I have an appointment on the 7th September to finally meet my specialist in Birkenhead to talk to him about how I’m struggling and to discuss my upcoming excision surgery to remove the main mass of the endometriosis that is behind my uterus and actually pushing my bowel up as it is attaching itself to my bowel. I am also hoping that they will help with my adenomyosis and PCOS.

Fingers crossed!!

#endometriosis

#endowarrior

#excisionsurgery

No morphine patches, now another painkiller added to the list. 💊

Story about me taking the gabapentin on my instagram account.

Week of 3rd-9th August.

I went to work on the Monday and I really struggled without my morphine patches, but I managed to finish the shift, I was absolutely exhausted when I came home.

On the Tuesday I came to work again but this time when I came into work for an afternoon shift I felt much worse! By the time I had got in and put my bag and belongings in my locker the pain hit me and caused me to cry again and I went to the manager explained the situation and I went home.

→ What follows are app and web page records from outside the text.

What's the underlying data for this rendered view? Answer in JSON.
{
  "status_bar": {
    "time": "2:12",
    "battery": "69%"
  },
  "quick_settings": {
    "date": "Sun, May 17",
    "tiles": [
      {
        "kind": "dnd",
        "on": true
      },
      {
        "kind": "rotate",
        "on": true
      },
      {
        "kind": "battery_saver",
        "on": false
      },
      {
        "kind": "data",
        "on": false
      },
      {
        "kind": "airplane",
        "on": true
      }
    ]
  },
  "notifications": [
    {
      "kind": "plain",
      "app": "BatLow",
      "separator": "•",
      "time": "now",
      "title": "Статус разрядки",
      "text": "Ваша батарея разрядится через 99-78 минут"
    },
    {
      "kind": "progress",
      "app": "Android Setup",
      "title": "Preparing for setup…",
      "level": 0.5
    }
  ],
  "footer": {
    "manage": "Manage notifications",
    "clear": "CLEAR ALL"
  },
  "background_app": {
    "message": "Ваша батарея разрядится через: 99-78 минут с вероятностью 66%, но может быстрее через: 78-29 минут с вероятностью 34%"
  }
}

I was off for the rest of the week, phoning the doctors trying to get patches and trying to control my pain and FAILING.

By the time the weekend came I was in so much pain I could barely move, I was stuck on the sofa all Saturday morning.

I had to call the out of hours doctors and after waiting a while they phoned back and recommended either going to hospital again (which I wasn’t going to do) or gabapentin which is for nerve pain…obviously I took the gabapentin.

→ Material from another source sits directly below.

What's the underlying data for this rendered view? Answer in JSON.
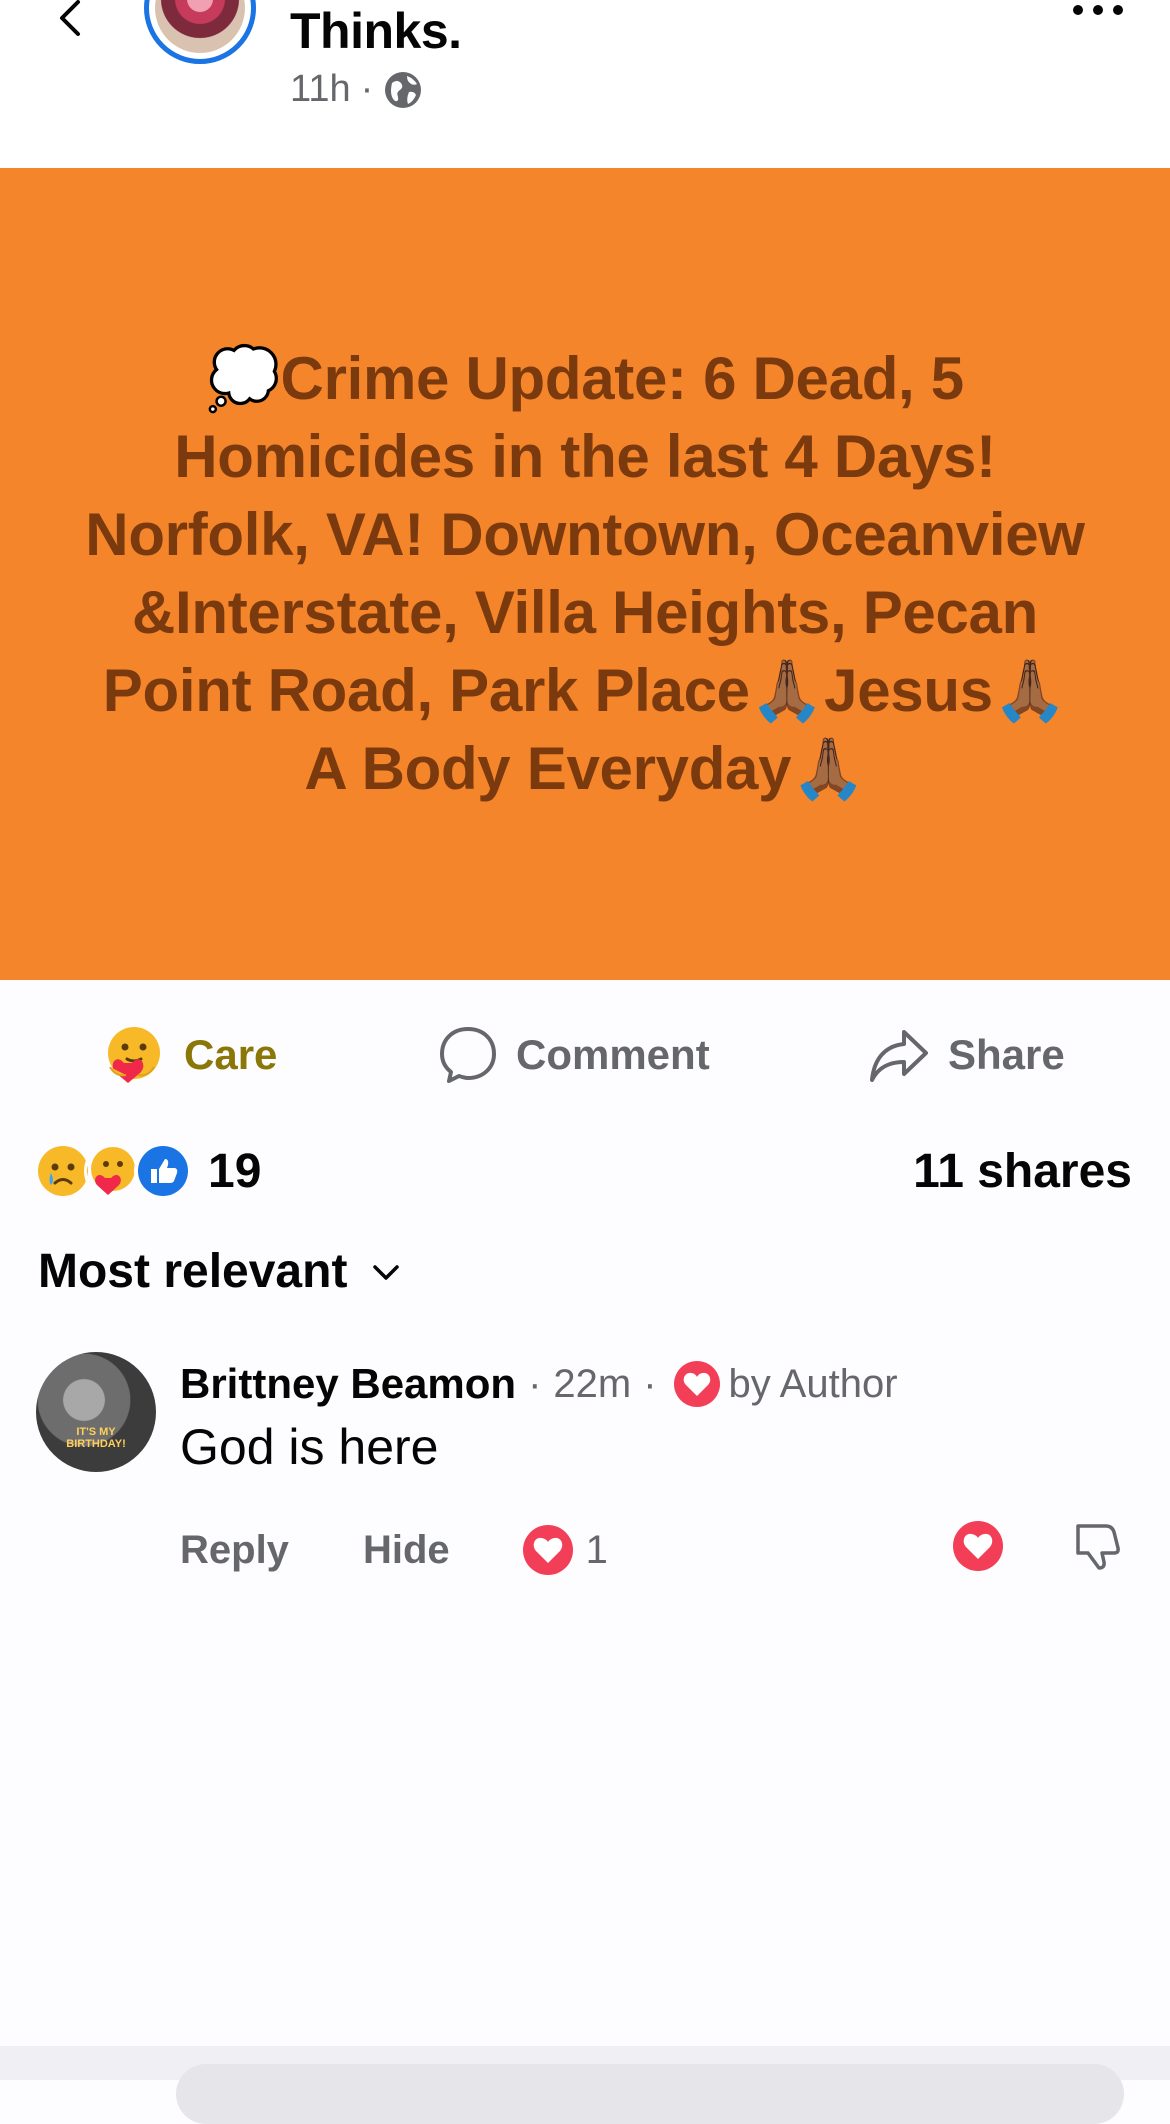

Since taking the gabapentin (since saturday) so for 5 days I have felt:

  • Dizzy
  • Nauseous
  • Light-headed
  • Fatigued
  • Rapid heart rate
  • Increased anxiety
  • Stomach ache

All these symptoms above have made me feel really ill and since I’ve only been taking them for a short period of time I thought to myself- should I be feeling like this, so I phoned the doctor.

Discussing all my medications he told me to come off the gabapentin and the naproxen surprisingly?!

He told me that I could try a more effective and stronger dose anti-inflammatory instead.

So Thursday 13th (tomorrow), I am hoping that it will be ready at the pharmacy for me and that it will help!

#endowarrior